Everything that you love about Indy has been put into the game: his voice, expressions, mannerisms and roguish sense of humor. But, of course, you don't need a video game to give you all that. So the bread and butter is the fact that you can play as Indy and manueuver him using comparable real-life movements. The fisticuffs are handled by traditional jabs, crosses and uppercuts using both the Remote and the Nunchuck, while the Remote also doubles as his pistol and whip, allowing you to whip horizontally and vertically. All in all, a fairly intuitive mechanism, and a great deal of fun --- my only complaint is that the punching motions are slower than real life, since, obviously the game cannot have you swinging like the Tazmanian Devil.
For the hardcore game, the linear aspect of the adventure may be boring, but for a casual gamer like myself, the adventure is exciting and the automatic save points after each significant challenge means that I can play for 10 minutes, put it away, and come back when I have time and pick up where I left off. The whip can be used to disarm opponents, pull down items on top of them, grab their waist or their foot and, of course, swing across chasms and climb walls. Like most modern games, you cannot truly die in this Indy game and the restart from previous checkpoint is cleverly presented by Indy's fedora rolling into a tight spiral followed by Indy picking it up and dusting it off. The pistol sequences are presented by a simple moving in and out of hiding while aiming with the Remote and standard firing, incorporating the classic flick off-screen to reload. My complaint about not being able to swing my fists like a madman is actually unjustified, as Indy would never result to pure pugilism to win a brawl.
Faithful to the Indy from the big screen, you need to manuever your opponents against the objects in the area and take them out one by one.

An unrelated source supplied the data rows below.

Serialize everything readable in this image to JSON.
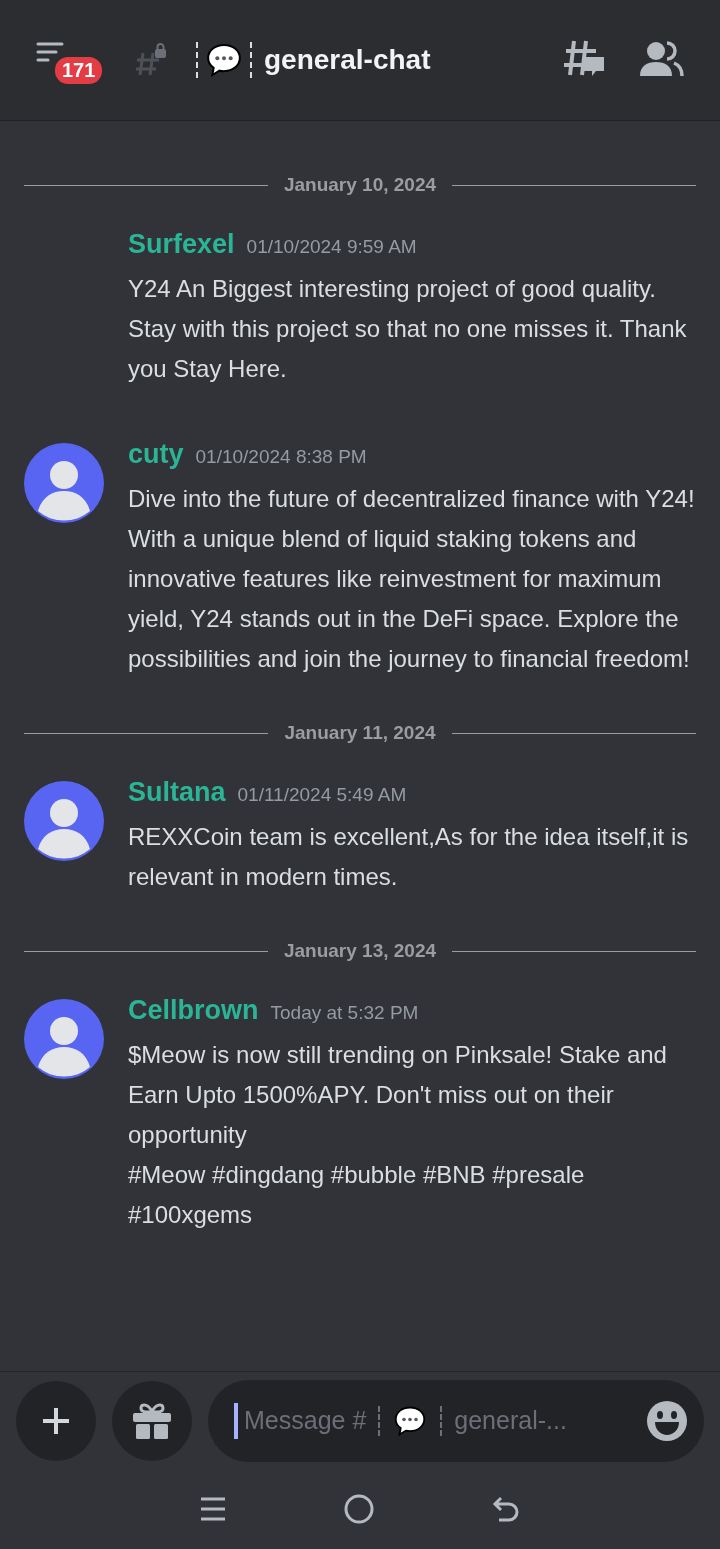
{
  "header": {
    "badge": "171",
    "channel": "general-chat"
  },
  "messages": [
    {
      "kind": "divider",
      "date": "January 10, 2024"
    },
    {
      "kind": "message",
      "author": "Surfexel",
      "time": "01/10/2024 9:59 AM",
      "avatar": false,
      "paragraphs": [
        "Y24 An Biggest  interesting project of good quality. Stay with this project so that no one misses it. Thank you Stay Here."
      ]
    },
    {
      "kind": "message",
      "author": "cuty",
      "time": "01/10/2024 8:38 PM",
      "avatar": true,
      "paragraphs": [
        "Dive into the future of decentralized finance with Y24!  With a unique blend of liquid staking tokens and innovative features like reinvestment for maximum yield, Y24 stands out in the DeFi space. Explore the possibilities and join the journey to financial freedom!"
      ]
    },
    {
      "kind": "divider",
      "date": "January 11, 2024"
    },
    {
      "kind": "message",
      "author": "Sultana",
      "time": "01/11/2024 5:49 AM",
      "avatar": true,
      "paragraphs": [
        "REXXCoin team is excellent,As for the idea itself,it is relevant in modern times."
      ]
    },
    {
      "kind": "divider",
      "date": "January 13, 2024"
    },
    {
      "kind": "message",
      "author": "Cellbrown",
      "time": "Today at 5:32 PM",
      "avatar": true,
      "paragraphs": [
        "$Meow is now still trending on Pinksale! Stake and Earn Upto 1500%APY. Don't miss out on their opportunity",
        "#Meow #dingdang #bubble #BNB #presale #100xgems"
      ]
    }
  ],
  "composer": {
    "placeholder_start": "Message #",
    "placeholder_end": "general-..."
  }
}
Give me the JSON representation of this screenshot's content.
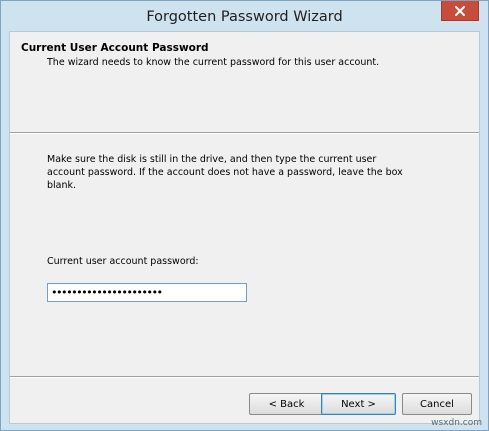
{
  "window": {
    "title": "Forgotten Password Wizard",
    "close_icon": "close-icon",
    "accent_color": "#c74c3c"
  },
  "header": {
    "title": "Current User Account Password",
    "subtitle": "The wizard needs to know the current password for this user account."
  },
  "body": {
    "instructions": "Make sure the disk is still in the drive, and then type the current user account password. If the account does not have a password, leave the box blank.",
    "password_label": "Current user account password:",
    "password_value": "••••••••••••••••••••••"
  },
  "buttons": {
    "back": "< Back",
    "next": "Next >",
    "cancel": "Cancel"
  },
  "watermark": "wsxdn.com"
}
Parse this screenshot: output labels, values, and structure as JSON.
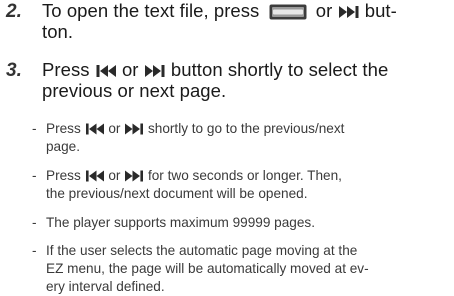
{
  "steps": [
    {
      "number": "2.",
      "parts": [
        "To open the text file, press",
        "or",
        "but-",
        "ton."
      ]
    },
    {
      "number": "3.",
      "parts": [
        "Press",
        "or",
        "button shortly to select the",
        "previous or next page."
      ]
    }
  ],
  "bullets": [
    {
      "dash": "-",
      "parts": [
        "Press",
        "or",
        "shortly to go to the previous/next",
        "page."
      ]
    },
    {
      "dash": "-",
      "parts": [
        "Press",
        "or",
        "for two seconds or longer. Then,",
        "the previous/next document will be opened."
      ]
    },
    {
      "dash": "-",
      "line": "The player supports maximum 99999 pages."
    },
    {
      "dash": "-",
      "lines": [
        "If the user selects the automatic page moving at the",
        "EZ menu, the page will be automatically moved at ev-",
        "ery interval defined."
      ]
    }
  ],
  "icons": {
    "menu_button": "menu-button-icon",
    "prev": "skip-previous-icon",
    "next": "skip-next-icon"
  },
  "colors": {
    "text": "#1a1a1a",
    "icon": "#2a2a2a"
  }
}
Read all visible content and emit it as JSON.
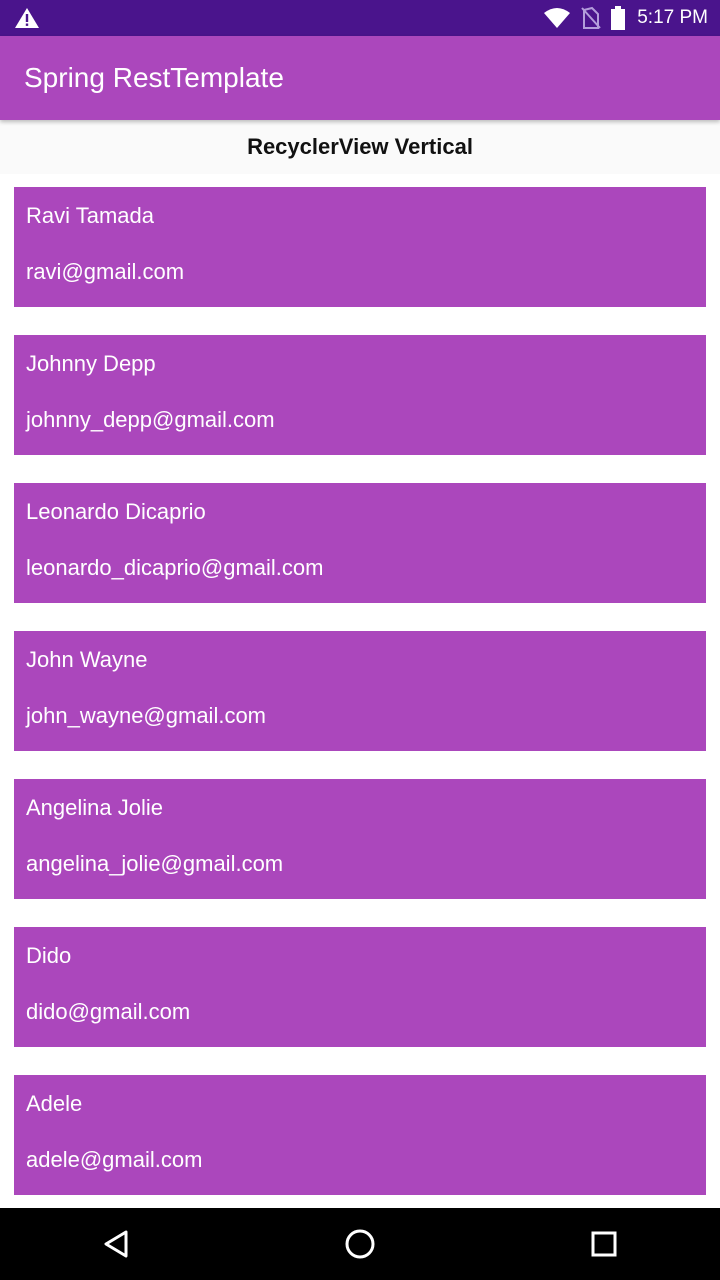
{
  "status_bar": {
    "time": "5:17 PM",
    "icons": [
      "warning-icon",
      "wifi-icon",
      "no-sim-icon",
      "battery-icon"
    ]
  },
  "app_bar": {
    "title": "Spring RestTemplate"
  },
  "subheader": {
    "title": "RecyclerView Vertical"
  },
  "users": [
    {
      "name": "Ravi Tamada",
      "email": "ravi@gmail.com"
    },
    {
      "name": "Johnny Depp",
      "email": "johnny_depp@gmail.com"
    },
    {
      "name": "Leonardo Dicaprio",
      "email": "leonardo_dicaprio@gmail.com"
    },
    {
      "name": "John Wayne",
      "email": "john_wayne@gmail.com"
    },
    {
      "name": "Angelina Jolie",
      "email": "angelina_jolie@gmail.com"
    },
    {
      "name": "Dido",
      "email": "dido@gmail.com"
    },
    {
      "name": "Adele",
      "email": "adele@gmail.com"
    }
  ],
  "nav_bar": {
    "buttons": [
      "back-icon",
      "home-icon",
      "recents-icon"
    ]
  },
  "colors": {
    "status_bar": "#4a148c",
    "primary": "#ab47bc",
    "card": "#ab47bc"
  }
}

Throw them against a table, pull a bookshelf on top of them, snag their weapon with your whip and smash it over their head ---- these are the tools that Henry Jones Jr, archeologist adventurer extraordinaire would likely use to defeat a roomful of opponents --- and that is how the game expects you to defeat them too. A brute can take you down in about 4 punches if you don't use your head --- believe me, I discovered that early on at the expense of my ego!
The other aspect I was looking forward to was the cooperative play. However, it was disappointing to that the entire game could not be played in "Co-op Mode". The co-op game also lacked the same autosave mechanism of the solo game and it was frustrating when you and your partner don't finish the entire level and have to play it all over again the next time. But nothing is as frustrating as the first co-op sequence in which the Henry Joneses cooperatively paddle a raft down the river rapids. The effect is akin to trying to maneuver yourself in a wheel chair using a jumprope --- and when you get stuck in a corner, you have no ability to go backwards. The cooperative game was supposed to have been designed specifically for this game but the cooperative gameplay will make you feel like the loser in a deathmatch. I wound up hating the co-op journey more than Indy hates snakes!
Overall, I find the game fun and will probably sneak a few minutes to play it each day. In fact, I think I hear the John Williams theme tempting me to go back and continue my journey right now. For Indy fans, this game is definitely worth playing (I have not gotten far enough to unlock the previous "Fate of Atlantis" game to try that yet) --- and kept out of the large archeological pile of un-play-worthy Wii games.
Indiana Jones and the Staff of Kings by LucasArts is available for Nintendo Wii, Nintendo DS, PlayStation Portable (PSP) and PlayStation 2. It has an ESRB rating of T for teen (with mild language and violence).
Produced by Kent Lee